Hugh Grant is in his villain era and it’s the best thing about this movie– combined with Aubrey Plaza’s quirky humor, the film is an easy watch.
Guy Ritchie, known for films such as “Snatch” and two “Sherlock Holmes” films, is a competent filmmaker with films that are shiny, fun, comedic and never waste a moment. They often leave audiences feeling perfectly chuffed. However, it seems many of them are cursed to be disregarded practically as soon as they are released.
Many of his films never find a place in popular culture, while other less quality films do. “The Gentlemen” (2019), despite a fantastic cast and a fun premise, is hardly remembered by anyone. While it would have been nice to see more of Ritchie’s work favored the way “Snatch” was, “Operation Fortune: Ruse de Guerre” will likely be no different. It may be that Ritchie’s stylish take on action films aren’t bold or creative enough to stand out, but “Operation Fortune” deserves a chance from audiences. It boasts a stacked cast, funny quips, solid action and sleek editing – but will anyone be talking about it in the next five days, let alone the next five years? Based on his track record, it probably won’t.
The film doesn’t beat around the bush and we are immediately introduced to the cast of characters we will be with for the duration of the movie in a fast-paced way. Nathan (Cary Elwes) recruits Orson Fortune (Jason Statham), JJ (Bugsy Malone) and Sarah (Aubrey Plaza) to investigate a mysterious item that is being sold at an exorbitantly high price. They must infiltrate billionaire arms dealer Greg Simmonds’ (Hugh Grant) inner circle to find out more. But, it can’t be done without the help of naive movie star Danny Francesco (Josh Harnett), with whom Simmonds is obsessed, spurring an enjoyable (if unoriginal) bromance.
This film is packed full of punches, curse words, guns, cool cars and suave outfits. It hits the beats of a classic spy film but it doesn’t take itself so seriously. It doesn’t go five minutes without some type of gag or banter; which is believable due to most of the actors having good chemistry. Jason Statham plays a British hard-edged action-hero who never runs out of jokes – something he does best. He makes shooting a man in the foot funny and classy.
Aubrey Plaza brings her own unusual sense of humor to Ritchie’s more conventional witticism. Her deadpan comedic dialogue plays well off of Statham. Hugh Grant is hilarious and hugely enjoyable to watch as the billionaire and Josh Hartnett sells the goofy actor-turned-spy who hilariously finds the whole situation stressful.
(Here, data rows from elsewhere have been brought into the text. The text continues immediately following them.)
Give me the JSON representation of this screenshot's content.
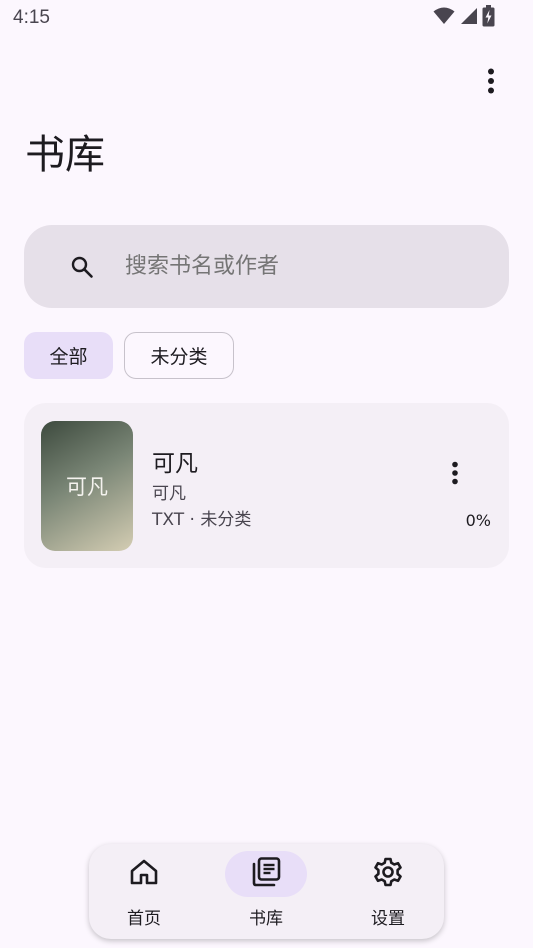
{
  "status_bar": {
    "time": "4:15",
    "icons": [
      "wifi-icon",
      "signal-icon",
      "battery-charging-icon"
    ]
  },
  "header": {
    "title": "书库",
    "more_icon": "more-vert-icon"
  },
  "search": {
    "placeholder": "搜索书名或作者",
    "icon": "search-icon"
  },
  "filters": [
    {
      "label": "全部",
      "selected": true
    },
    {
      "label": "未分类",
      "selected": false
    }
  ],
  "books": [
    {
      "cover_text": "可凡",
      "title": "可凡",
      "author": "可凡",
      "meta": "TXT · 未分类",
      "progress": "0%"
    }
  ],
  "bottom_nav": [
    {
      "label": "首页",
      "icon": "home-icon",
      "active": false
    },
    {
      "label": "书库",
      "icon": "library-icon",
      "active": true
    },
    {
      "label": "设置",
      "icon": "gear-icon",
      "active": false
    }
  ],
  "colors": {
    "background": "#fcf7fe",
    "search_bg": "#e6e0e9",
    "selected_chip": "#e8def8",
    "card_bg": "#f4eff6"
  }
}
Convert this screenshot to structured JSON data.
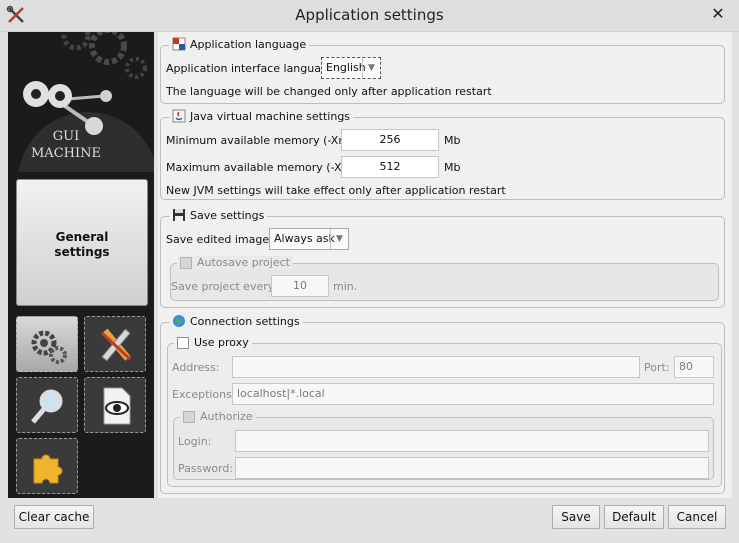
{
  "window": {
    "title": "Application settings",
    "close_symbol": "✕"
  },
  "sidebar": {
    "logo_line1": "GUI",
    "logo_line2": "MACHINE",
    "active_tile_label_1": "General",
    "active_tile_label_2": "settings",
    "tiles": [
      "gears-icon",
      "pencil-ruler-icon",
      "magnifier-icon",
      "eye-document-icon",
      "puzzle-icon"
    ]
  },
  "language": {
    "legend": "Application language",
    "label": "Application interface language:",
    "value": "English",
    "note": "The language will be changed only after application restart"
  },
  "jvm": {
    "legend": "Java virtual machine settings",
    "min_label": "Minimum available memory (-Xms):",
    "min_value": "256",
    "max_label": "Maximum available memory (-Xmx):",
    "max_value": "512",
    "unit": "Mb",
    "note": "New JVM settings will take effect only after application restart"
  },
  "save": {
    "legend": "Save settings",
    "label": "Save edited images:",
    "value": "Always ask",
    "autosave_label": "Autosave project",
    "every_label": "Save project every:",
    "every_value": "10",
    "every_unit": "min."
  },
  "connection": {
    "legend": "Connection settings",
    "use_proxy_label": "Use proxy",
    "address_label": "Address:",
    "address_value": "",
    "port_label": "Port:",
    "port_value": "80",
    "exceptions_label": "Exceptions:",
    "exceptions_value": "localhost|*.local",
    "authorize_label": "Authorize",
    "login_label": "Login:",
    "login_value": "",
    "password_label": "Password:",
    "password_value": ""
  },
  "buttons": {
    "clear_cache": "Clear cache",
    "save": "Save",
    "default": "Default",
    "cancel": "Cancel"
  },
  "colors": {
    "sidebar_bg": "#1b1b1b",
    "panel_bg": "#f0f0f0",
    "window_bg": "#e2e2e2"
  }
}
Ensemble casts have a tendency to get messy, but each character has their place – though it would have been nice to get more of Bugsy Malone and Cary Elwes.
Finer plot points were ignored, and many events were simply glossed over in dialogue rather than shown– which felt a bit clunky at times, but helped keep the movie moving. While the pacing was efficient, it did feel rather long. This could be due to the nature of the plot being fairly simple yet drawn out, as they spent practically the whole film conning Hugh Grant.
I don’t personally love action films – it’s easy for my eyes to gloss over two bland buff guys fist fighting for five minutes. This film thankfully didn’t really have that problem. The fights were brief and the comedy carried over; no action sequence was too stripped back and serious. You could always count on Statham to make a funny remark each time he was engaged in a fight. It’s not particularly artistic, but the stacked cast and fun style make it worth it.